Carrie Cort was the constituent who invited me, and we were joined by Jenny Edwards who, along with Carrie and others from the area, were trained to be Climate Reality Leaders by Al Gore. The group had met Jeremy Quin recently at a Share Fair in the local area where Carrie, her son and husband had presented Jeremy with the net zero letter from Simon Clarke MP, asking him to add his signature in support. Jeremy recently became a junior minister in Government as Assistant Whip. Due to this new role he felt that signing would go against the ministerial code (ministers are not allowed to do certain things that other MPs can do such as sign EDMs or submit written questions), so in the meeting we asked him in what ways he could support the letter. Jeremy is very new to the role so was unsure of what exactly he would be able to do, but said that he would write to Claire Perry MP to alert her to the contents of the letter – which we felt was an excellent outcome.
We spoke with Jeremy about solar in the UK, including the viability of installing solar panels on all new buildings and whether schools with solar panels receive an exemption from the recent increase in solar taxation.
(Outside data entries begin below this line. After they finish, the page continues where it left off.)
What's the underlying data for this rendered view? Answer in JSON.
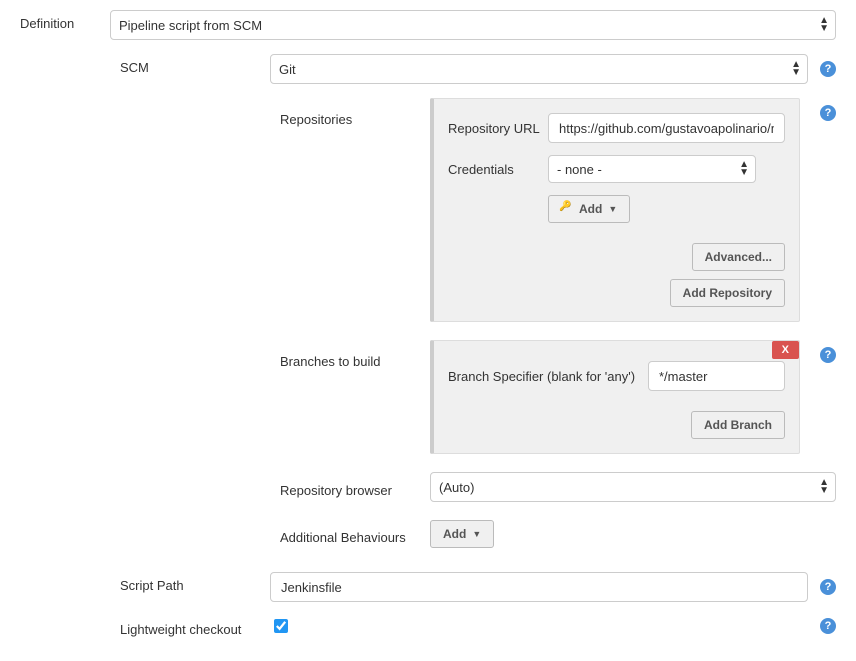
{
  "definition": {
    "label": "Definition",
    "value": "Pipeline script from SCM"
  },
  "scm": {
    "label": "SCM",
    "value": "Git",
    "repositories": {
      "label": "Repositories",
      "repo_url_label": "Repository URL",
      "repo_url_value": "https://github.com/gustavoapolinario/microservice-example",
      "credentials_label": "Credentials",
      "credentials_value": "- none -",
      "add_cred_label": "Add",
      "advanced_label": "Advanced...",
      "add_repo_label": "Add Repository"
    },
    "branches": {
      "label": "Branches to build",
      "specifier_label": "Branch Specifier (blank for 'any')",
      "specifier_value": "*/master",
      "add_branch_label": "Add Branch",
      "close_label": "X"
    },
    "repo_browser": {
      "label": "Repository browser",
      "value": "(Auto)"
    },
    "behaviours": {
      "label": "Additional Behaviours",
      "add_label": "Add"
    }
  },
  "script_path": {
    "label": "Script Path",
    "value": "Jenkinsfile"
  },
  "lightweight": {
    "label": "Lightweight checkout",
    "checked": true
  },
  "help_tooltip": "?"
}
He was particularly interested to hear about the Solar Power for Schools project in West Sussex which has a £2.99m budget to install solar power in schools before March 2019. You can read more about solar energy here.
Where Jeremy’s interest was really sparked was talking about the fantastic work Carrie and her group are doing locally. Carrie runs a Repair Cafe which offers a free monthly repair service for broken and worn out items, encouraging a culture of ‘remake, repair and reuse’. The cafe was opened in October 2017 by Jeremy himself. Carrie says “I am known locally for my collection of clothes made out of neckties, conveying the message about reuse”. In fact, in 2016 Carrie won the Guinness World Record for the person wearing the most neckties and currently holds the record at 270! Jeremy Quin was one of the official Guinness World Record judges - the first time he came across Carrie and her environmental work.
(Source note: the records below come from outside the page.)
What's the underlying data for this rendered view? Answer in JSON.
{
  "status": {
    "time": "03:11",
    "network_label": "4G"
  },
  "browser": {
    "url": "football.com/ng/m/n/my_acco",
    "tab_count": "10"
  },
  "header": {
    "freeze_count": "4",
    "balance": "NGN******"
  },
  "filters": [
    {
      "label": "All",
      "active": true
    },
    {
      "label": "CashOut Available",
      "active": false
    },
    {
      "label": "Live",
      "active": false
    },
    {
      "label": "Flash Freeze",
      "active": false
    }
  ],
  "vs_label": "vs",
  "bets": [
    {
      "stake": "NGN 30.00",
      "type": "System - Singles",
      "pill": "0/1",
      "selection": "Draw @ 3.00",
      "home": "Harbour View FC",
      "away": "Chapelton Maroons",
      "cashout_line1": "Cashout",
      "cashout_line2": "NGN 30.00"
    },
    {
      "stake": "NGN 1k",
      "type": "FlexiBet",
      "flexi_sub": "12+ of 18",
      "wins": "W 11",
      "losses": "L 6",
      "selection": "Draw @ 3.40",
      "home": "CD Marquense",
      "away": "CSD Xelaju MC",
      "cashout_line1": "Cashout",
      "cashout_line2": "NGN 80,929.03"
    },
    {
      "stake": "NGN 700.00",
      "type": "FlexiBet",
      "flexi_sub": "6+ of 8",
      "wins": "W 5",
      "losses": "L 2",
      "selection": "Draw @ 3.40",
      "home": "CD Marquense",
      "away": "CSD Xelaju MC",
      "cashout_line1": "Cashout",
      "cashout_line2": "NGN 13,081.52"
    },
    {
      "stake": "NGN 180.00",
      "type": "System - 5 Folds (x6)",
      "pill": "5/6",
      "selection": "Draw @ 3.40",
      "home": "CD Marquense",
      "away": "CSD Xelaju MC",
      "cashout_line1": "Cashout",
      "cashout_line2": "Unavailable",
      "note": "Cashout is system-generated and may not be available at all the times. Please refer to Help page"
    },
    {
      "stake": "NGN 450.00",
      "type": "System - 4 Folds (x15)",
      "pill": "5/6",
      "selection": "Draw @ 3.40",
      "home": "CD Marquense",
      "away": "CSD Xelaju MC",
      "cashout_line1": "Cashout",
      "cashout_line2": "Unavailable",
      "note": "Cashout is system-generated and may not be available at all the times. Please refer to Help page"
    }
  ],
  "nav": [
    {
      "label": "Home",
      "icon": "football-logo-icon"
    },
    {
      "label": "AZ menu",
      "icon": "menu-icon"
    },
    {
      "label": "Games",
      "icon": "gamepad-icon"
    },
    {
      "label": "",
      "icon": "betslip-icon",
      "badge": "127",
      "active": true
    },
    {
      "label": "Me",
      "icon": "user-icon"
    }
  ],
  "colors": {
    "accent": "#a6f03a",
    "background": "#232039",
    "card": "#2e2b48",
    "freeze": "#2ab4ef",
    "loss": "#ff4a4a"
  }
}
At the repair cafe, they also offer energy cost comparison and switching to 100% clean and renewable energy. In the meeting with Jeremy, Carrie told a story of a local lady, a 2-bedroom flat owner in Horsham, whom she had helped to save £100 per year by switching to a renewable energy provider. The lady had been owed over £1,000 by her previous provider so was in tears at the news that the new provider would be able to sort her repayment. Jeremy, unaware that it was even possible to purchase renewably sourced energy through the national grid, showed great interest in this story, and promised to attend the Repair Cafe’s first birthday in October.
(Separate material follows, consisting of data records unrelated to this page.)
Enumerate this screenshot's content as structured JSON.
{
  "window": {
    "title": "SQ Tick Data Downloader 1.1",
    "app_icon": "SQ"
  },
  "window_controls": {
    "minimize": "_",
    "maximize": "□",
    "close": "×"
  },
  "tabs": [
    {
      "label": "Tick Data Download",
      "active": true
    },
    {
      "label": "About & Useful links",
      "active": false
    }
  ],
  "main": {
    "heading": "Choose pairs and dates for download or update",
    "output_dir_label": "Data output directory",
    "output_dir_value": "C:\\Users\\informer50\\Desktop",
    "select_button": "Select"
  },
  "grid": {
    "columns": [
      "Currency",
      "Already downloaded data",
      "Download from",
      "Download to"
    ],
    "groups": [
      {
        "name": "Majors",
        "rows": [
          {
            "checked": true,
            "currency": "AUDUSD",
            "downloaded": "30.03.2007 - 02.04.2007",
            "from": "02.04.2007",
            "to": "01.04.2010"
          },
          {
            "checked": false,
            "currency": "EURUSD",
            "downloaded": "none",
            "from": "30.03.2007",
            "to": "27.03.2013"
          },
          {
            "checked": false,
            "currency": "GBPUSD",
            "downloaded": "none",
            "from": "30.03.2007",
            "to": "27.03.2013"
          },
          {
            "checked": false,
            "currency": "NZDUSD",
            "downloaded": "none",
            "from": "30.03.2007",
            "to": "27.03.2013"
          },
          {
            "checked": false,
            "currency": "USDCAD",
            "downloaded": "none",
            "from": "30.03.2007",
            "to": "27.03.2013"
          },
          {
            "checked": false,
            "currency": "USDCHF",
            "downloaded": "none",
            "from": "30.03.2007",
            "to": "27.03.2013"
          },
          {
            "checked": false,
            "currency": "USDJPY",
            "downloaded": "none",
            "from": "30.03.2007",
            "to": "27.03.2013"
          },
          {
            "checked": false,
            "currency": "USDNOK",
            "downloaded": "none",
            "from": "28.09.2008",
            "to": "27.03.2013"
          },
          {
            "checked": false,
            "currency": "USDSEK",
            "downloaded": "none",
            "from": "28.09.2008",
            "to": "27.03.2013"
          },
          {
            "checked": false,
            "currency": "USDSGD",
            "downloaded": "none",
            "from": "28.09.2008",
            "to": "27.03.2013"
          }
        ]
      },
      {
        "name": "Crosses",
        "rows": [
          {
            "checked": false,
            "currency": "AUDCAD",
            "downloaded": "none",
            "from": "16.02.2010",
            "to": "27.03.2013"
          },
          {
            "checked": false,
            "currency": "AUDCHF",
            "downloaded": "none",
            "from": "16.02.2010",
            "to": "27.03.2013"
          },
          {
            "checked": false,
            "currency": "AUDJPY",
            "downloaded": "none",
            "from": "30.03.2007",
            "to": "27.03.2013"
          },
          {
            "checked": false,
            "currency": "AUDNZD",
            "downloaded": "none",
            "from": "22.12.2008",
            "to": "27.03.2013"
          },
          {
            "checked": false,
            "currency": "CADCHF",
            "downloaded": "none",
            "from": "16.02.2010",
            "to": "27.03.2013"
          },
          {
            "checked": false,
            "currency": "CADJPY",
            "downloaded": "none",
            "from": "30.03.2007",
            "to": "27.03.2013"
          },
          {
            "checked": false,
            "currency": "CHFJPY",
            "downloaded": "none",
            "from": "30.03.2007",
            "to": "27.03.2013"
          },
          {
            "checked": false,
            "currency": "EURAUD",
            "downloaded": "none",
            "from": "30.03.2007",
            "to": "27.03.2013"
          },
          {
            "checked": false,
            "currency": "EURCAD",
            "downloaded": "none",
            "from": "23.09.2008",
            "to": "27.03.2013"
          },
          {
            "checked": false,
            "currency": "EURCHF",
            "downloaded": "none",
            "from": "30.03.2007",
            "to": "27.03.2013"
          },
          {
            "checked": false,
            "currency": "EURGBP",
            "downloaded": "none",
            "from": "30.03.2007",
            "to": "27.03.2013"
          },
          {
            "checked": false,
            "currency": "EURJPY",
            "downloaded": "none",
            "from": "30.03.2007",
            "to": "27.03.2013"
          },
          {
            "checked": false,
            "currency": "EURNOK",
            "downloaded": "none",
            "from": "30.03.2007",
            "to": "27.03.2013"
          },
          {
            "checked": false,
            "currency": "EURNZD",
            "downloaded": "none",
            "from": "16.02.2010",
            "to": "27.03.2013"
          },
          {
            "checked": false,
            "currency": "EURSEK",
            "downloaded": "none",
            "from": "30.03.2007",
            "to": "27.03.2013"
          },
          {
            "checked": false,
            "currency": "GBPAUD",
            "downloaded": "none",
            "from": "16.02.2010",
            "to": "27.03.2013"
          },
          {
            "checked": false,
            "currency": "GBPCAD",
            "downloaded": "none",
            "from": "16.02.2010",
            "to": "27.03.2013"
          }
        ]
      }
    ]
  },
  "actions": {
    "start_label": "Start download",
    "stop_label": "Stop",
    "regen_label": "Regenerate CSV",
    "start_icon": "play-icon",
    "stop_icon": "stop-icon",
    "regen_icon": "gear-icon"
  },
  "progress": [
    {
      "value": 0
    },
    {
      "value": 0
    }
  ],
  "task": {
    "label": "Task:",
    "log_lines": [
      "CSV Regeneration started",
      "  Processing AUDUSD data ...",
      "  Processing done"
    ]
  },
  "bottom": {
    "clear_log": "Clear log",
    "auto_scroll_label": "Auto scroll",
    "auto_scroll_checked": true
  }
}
Towards the end of this productive meeting, having built a great rapport with Jeremy, he shocked us by casting doubt over whether the extreme weather events the world has been facing recently is due to climate change or some other explanation such as sunspots. The three of us present at the meeting simply raised our eyebrows and moved the conversation along. But the comment was a stark reminder of the need to continue engaging, informing and encouraging our political leaders on climate action. Jeremy is lucky to have Carrie, Jenny and the rest of their group as dedicated constituents who will continue great work in Horsham, keeping him updated with news and progress. Jeremy will learn more and more about the issue, building in knowledge and confidence until he is able to have nuanced, informed debates and make constructive decisions around the topic of climate change.